Medical staff weigh and measure the babies to see where they are and whether they qualify for the treatment. Called medical mumba (Creole word for peanut butter), the clinic drew about 50 patients today not including those who were seen by the other medical personnel.

I did not sleep much last night. I finished up with Internet stuff after 11 and headed back to my room. It took a while to find my stuff to get ready for bed. I was thankful the power was on in my room even though we still didn’t have light in our bathroom. But we have an American style bathroom. I’m so thankful for that!

I spent time in prayer for the day. While it wasn’t a long trip, it seems like we are a long way from home — or the comforts of home. The humidity is definitely high. Everyone is sweating, even when they are standing or sitting still. Our kitchen crew is thinking steps ahead trying to make sure there is enough food for the children, staff, our team and the pastors who are here.

I slept off and on but I am not tired today.

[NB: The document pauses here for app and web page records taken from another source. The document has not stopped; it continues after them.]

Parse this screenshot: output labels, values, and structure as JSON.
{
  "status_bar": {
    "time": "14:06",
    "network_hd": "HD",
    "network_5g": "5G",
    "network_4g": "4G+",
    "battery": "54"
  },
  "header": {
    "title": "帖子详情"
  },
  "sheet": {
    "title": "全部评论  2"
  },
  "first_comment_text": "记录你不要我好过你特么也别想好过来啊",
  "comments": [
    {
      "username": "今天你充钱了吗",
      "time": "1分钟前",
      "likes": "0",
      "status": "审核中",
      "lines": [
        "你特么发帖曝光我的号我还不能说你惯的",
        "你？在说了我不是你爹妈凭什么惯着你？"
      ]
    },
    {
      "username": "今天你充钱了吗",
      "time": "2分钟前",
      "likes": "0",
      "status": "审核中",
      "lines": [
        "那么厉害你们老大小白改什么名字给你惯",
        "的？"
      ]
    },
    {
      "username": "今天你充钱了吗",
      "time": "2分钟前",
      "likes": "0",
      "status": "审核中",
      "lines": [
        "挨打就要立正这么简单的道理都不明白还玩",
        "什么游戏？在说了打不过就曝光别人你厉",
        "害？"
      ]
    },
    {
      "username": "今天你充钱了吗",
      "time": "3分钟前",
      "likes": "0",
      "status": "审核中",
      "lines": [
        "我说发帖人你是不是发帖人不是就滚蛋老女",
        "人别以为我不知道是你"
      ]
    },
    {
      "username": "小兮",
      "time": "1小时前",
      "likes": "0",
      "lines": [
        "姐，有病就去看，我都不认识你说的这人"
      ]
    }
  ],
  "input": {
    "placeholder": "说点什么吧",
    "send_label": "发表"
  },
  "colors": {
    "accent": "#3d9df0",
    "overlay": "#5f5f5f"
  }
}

Each time I woke up — be it for the wild dogs barking off and on, or the rat scurrying around on or in the roof, or whatever that sound was in my room that I really don’t want to know what it was — I took time to pray and thank God for the many blessings I have.

See more photos:

Monday, October 04, 2010

Day 1 in Haiti: Love the people

Hey everyone! We had a long but good day. Travel actually went pretty quick. We have about 40 people with about 56+ bags of 50 lbs or less that we checked -- not including our carry-on items.

We have wifi around the cafeteria area and are enjoying the slight breeze when it comes by ... I shared some photos on facebook:

Sunday, October 03, 2010

Praying for Haiti

Pack light.

Not allowed to carry more than what I can carry on the plane, my heart is pounding. So much to do before I leave. I ache for the people. Ever since the Jan. 12 earthquake I have been praying off and on for the people there.

I regret that I wasn't praying for them before then.

Haiti is the poorest country in the Western hemisphere. It was the poorest before the earthquake. Afterwards .... just trying to imagine it leaves you speechless.

North Carolina Baptists have responded to many disasters. Haiti is one of them. Teams continue to go in working in various areas but mainly with Samaritan's Purse building temporary shelters and working medical clinics.

Monday I leave for this struggling country. Please join me in praying for the country. I will be traveling with Southeastern Baptist Theological Seminary.

  • Pray for the pastoral training team. They will be training approximately 30 pastors there. What a privilege to train God's workers in-country.
  • Pray for the medical and dental teams. They will be facing some tough sights, smells and sounds.
  • Pray for the kitchen team who have taken on the challenge of feeding the volunteers, pastors, orphans and staff.
  • Pray for the sports, tutoring, VBS team that will be working with the orphans and leaders.
  • Pray for the construction/miscellaneous team that has to be ready for any project that is thrown at them.
  • Pray for the media team, that they will cover what is going on and be able to share the stories of the people there with the people back home.
Thank you for joining with me in prayer for me as well as my fellow volunteers. Please check back to see pictures and videos. I will be trying to update as often as possible.